Now is the right time to become an American Federation of Musicians member. From ragtime to rap, from the early phonograph to today's digital recordings, the AFM has been there for its members. And now there are more benefits available to AFM members than ever before, including a multi-million dollar pension fund, excellent contract protection, instrument and travelers insurance, work referral programs and access to licensed booking agents to keep you working.
As an AFM member, you are part of a membership of more than 80,000 musicians. Experience has proven that collective activity on behalf of individuals with similar interests is the most effective way to achieve a goal. The AFM can negotiate agreements and administer contracts, procure valuable benefits and achieve legislative goals. A single musician has no such power.
The AFM has a proud history of managing change rather than being victimized by it. We find strength in adversity, and when the going gets tough, we get creative - all on your behalf.
Like the industry, the AFM is also changing and evolving, and its policies and programs will move in new directions dictated by its members. As a member, you will determine these directions through your interest and involvement. Your membership card will be your key to participation in governing your union, keeping it responsive to your needs and enabling it to serve you better. To become a member now, visit www.afm.org/join.
January 1, 2016IM -
In mid-December, musicians of The Cleveland Orchestra ratified a new contract. The deal is retroactive to August 31 and is effective through 2017-2018 season. Musicians had been working under a play-and-talk arrangement since August, when their previous contract expired.

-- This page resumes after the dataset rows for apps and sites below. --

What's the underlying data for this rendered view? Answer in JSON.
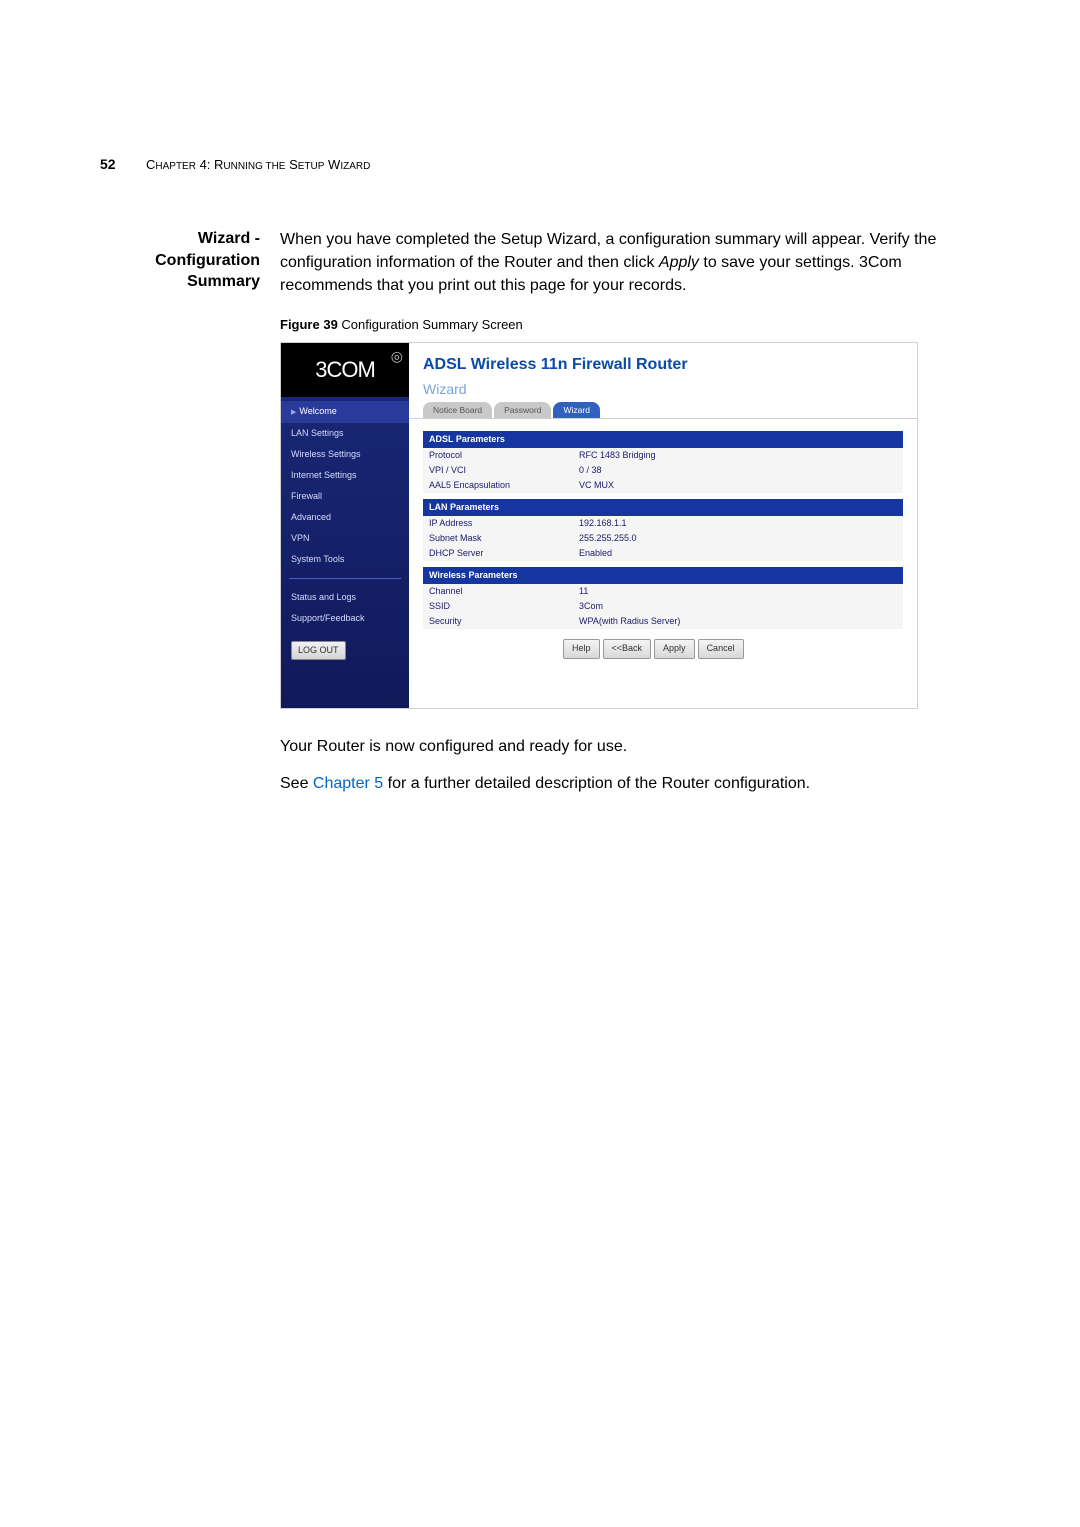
{
  "page_number": "52",
  "running_head_prefix": "C",
  "running_head_small": "HAPTER",
  "running_head_num": " 4: R",
  "running_head_small2": "UNNING THE",
  "running_head_mid": " S",
  "running_head_small3": "ETUP",
  "running_head_mid2": " W",
  "running_head_small4": "IZARD",
  "section_title_l1": "Wizard -",
  "section_title_l2": "Configuration",
  "section_title_l3": "Summary",
  "intro_text": "When you have completed the Setup Wizard, a configuration summary will appear. Verify the configuration information of the Router and then click ",
  "intro_apply": "Apply",
  "intro_text_tail": " to save your settings. 3Com recommends that you print out this page for your records.",
  "figure_label": "Figure 39",
  "figure_caption": "   Configuration Summary Screen",
  "router": {
    "logo": "3COM",
    "swirl": "◎",
    "title": "ADSL Wireless 11n Firewall Router",
    "subtitle": "Wizard",
    "tabs": [
      "Notice Board",
      "Password",
      "Wizard"
    ],
    "nav": [
      "Welcome",
      "LAN Settings",
      "Wireless Settings",
      "Internet Settings",
      "Firewall",
      "Advanced",
      "VPN",
      "System Tools"
    ],
    "nav2": [
      "Status and Logs",
      "Support/Feedback"
    ],
    "logout": "LOG OUT",
    "sections": [
      {
        "header": "ADSL Parameters",
        "rows": [
          [
            "Protocol",
            "RFC 1483 Bridging"
          ],
          [
            "VPI / VCI",
            "0 / 38"
          ],
          [
            "AAL5 Encapsulation",
            "VC MUX"
          ]
        ]
      },
      {
        "header": "LAN Parameters",
        "rows": [
          [
            "IP Address",
            "192.168.1.1"
          ],
          [
            "Subnet Mask",
            "255.255.255.0"
          ],
          [
            "DHCP Server",
            "Enabled"
          ]
        ]
      },
      {
        "header": "Wireless Parameters",
        "rows": [
          [
            "Channel",
            "11"
          ],
          [
            "SSID",
            "3Com"
          ],
          [
            "Security",
            "WPA(with Radius Server)"
          ]
        ]
      }
    ],
    "buttons": [
      "Help",
      "<<Back",
      "Apply",
      "Cancel"
    ]
  },
  "post1": "Your Router is now configured and ready for use.",
  "post2_pre": "See ",
  "post2_link": "Chapter 5",
  "post2_tail": " for a further detailed description of the Router configuration."
}
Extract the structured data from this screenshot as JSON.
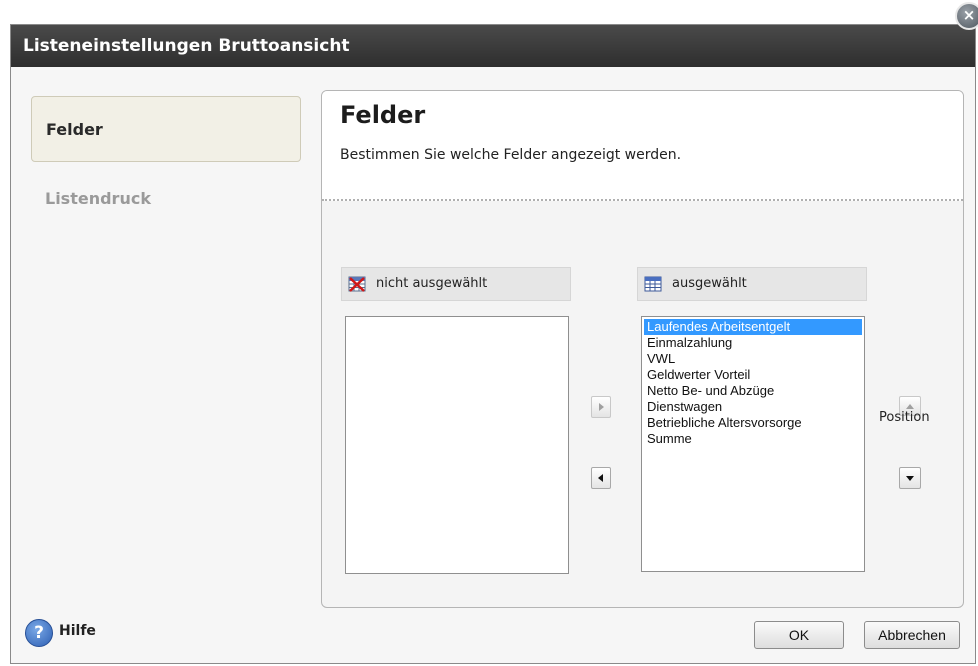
{
  "dialog": {
    "title": "Listeneinstellungen Bruttoansicht",
    "close_icon": "close-icon"
  },
  "nav": {
    "items": [
      {
        "label": "Felder",
        "active": true
      },
      {
        "label": "Listendruck",
        "active": false
      }
    ]
  },
  "panel": {
    "title": "Felder",
    "subtitle": "Bestimmen Sie welche Felder angezeigt werden."
  },
  "available_list": {
    "header": "nicht ausgewählt",
    "icon": "table-remove-icon",
    "items": []
  },
  "selected_list": {
    "header": "ausgewählt",
    "icon": "table-icon",
    "items": [
      "Laufendes Arbeitsentgelt",
      "Einmalzahlung",
      "VWL",
      "Geldwerter Vorteil",
      "Netto Be- und Abzüge",
      "Dienstwagen",
      "Betriebliche Altersvorsorge",
      "Summe"
    ],
    "selected_index": 0
  },
  "transfer": {
    "add_icon": "arrow-right-icon",
    "remove_icon": "arrow-left-icon"
  },
  "position": {
    "label": "Position",
    "up_icon": "arrow-up-icon",
    "down_icon": "arrow-down-icon"
  },
  "footer": {
    "help_label": "Hilfe",
    "help_icon": "help-icon",
    "ok_label": "OK",
    "cancel_label": "Abbrechen"
  },
  "colors": {
    "titlebar": "#3a3a3a",
    "selection": "#3399ff"
  }
}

The agreement provides increases in wages, and improves musicians’ working conditions while on tour. Musicians allowed for changes to recording and broadcast provisions, will contribute more toward their health insurance, and will donate 12 services over the duration of the contract. The pay gap between members of The Cleveland Orchestra and their peers at other major orchestras had widened over the past few years and this contract narrows that difference.

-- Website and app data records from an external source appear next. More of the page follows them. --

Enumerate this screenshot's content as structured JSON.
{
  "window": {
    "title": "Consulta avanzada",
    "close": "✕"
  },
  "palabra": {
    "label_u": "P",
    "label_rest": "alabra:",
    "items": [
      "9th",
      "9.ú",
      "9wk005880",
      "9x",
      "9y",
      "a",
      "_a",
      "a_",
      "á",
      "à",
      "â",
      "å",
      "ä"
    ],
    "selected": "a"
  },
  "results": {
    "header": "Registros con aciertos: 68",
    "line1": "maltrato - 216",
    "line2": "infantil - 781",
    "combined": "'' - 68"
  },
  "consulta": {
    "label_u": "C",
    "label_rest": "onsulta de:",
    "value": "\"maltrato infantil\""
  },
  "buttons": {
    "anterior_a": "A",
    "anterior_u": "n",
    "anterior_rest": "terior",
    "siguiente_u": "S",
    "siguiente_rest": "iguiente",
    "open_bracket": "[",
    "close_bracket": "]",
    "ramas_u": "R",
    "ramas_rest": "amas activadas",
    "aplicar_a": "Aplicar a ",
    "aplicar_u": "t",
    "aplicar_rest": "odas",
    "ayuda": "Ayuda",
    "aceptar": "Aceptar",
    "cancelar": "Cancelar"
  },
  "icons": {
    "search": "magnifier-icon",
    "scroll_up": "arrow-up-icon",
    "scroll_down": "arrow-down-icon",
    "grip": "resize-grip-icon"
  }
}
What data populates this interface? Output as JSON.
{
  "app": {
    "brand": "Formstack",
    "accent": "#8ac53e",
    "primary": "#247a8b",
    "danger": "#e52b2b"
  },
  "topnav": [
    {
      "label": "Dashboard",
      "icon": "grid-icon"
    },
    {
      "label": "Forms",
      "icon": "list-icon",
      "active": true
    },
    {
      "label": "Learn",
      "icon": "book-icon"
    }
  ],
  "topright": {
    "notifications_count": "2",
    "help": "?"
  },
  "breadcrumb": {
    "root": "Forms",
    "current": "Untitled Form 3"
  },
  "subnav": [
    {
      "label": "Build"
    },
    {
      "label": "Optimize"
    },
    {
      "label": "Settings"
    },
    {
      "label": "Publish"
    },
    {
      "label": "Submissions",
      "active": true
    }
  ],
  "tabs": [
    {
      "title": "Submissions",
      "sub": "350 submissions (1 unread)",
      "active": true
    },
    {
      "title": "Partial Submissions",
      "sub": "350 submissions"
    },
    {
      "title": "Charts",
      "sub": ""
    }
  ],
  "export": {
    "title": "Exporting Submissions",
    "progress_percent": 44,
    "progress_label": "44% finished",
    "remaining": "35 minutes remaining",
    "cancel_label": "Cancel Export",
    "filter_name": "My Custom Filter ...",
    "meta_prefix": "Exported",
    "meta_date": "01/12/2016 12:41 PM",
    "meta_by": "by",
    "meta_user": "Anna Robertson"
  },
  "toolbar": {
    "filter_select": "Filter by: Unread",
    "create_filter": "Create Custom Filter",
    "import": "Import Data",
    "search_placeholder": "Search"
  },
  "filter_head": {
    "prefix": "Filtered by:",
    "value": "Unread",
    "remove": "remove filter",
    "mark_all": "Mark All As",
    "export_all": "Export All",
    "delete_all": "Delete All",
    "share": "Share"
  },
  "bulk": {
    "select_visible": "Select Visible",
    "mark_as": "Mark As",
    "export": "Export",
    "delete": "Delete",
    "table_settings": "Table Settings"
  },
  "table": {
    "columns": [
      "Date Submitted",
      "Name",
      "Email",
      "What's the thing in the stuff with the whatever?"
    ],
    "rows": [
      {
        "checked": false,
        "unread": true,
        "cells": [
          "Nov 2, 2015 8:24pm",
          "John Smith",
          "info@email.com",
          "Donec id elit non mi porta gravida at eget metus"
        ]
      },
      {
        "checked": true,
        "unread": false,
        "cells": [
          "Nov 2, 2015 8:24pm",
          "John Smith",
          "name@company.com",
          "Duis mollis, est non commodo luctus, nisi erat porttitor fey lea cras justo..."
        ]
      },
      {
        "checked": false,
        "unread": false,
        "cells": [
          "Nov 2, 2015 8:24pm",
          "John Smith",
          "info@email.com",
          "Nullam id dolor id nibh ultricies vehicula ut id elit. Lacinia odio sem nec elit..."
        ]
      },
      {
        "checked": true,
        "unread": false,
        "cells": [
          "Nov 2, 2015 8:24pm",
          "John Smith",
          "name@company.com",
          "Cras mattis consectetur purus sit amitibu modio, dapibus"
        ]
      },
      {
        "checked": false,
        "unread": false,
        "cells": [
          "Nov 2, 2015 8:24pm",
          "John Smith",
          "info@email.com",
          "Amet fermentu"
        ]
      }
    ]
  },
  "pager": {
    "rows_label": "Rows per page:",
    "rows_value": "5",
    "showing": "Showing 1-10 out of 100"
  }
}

The orchestra also recently announced a surplus of $72,000 for fiscal year 2014—especially impressive considering it had increased its budget by more than $2 million. Higher attendance at Severance Hall, Blossom Music Festival, and the orchestra’s annual residency in Miami brought earned revenue to a record $21 million. At $11.1 million, annual gifts surpassed the record set last year, and The Cleveland Orchestra brought in $32 million in other donations. Its endowment grew by nearly $10 million.
The Cleveland Orchestra attributes its successes to efforts toward deepening the relationship between the institution and its community.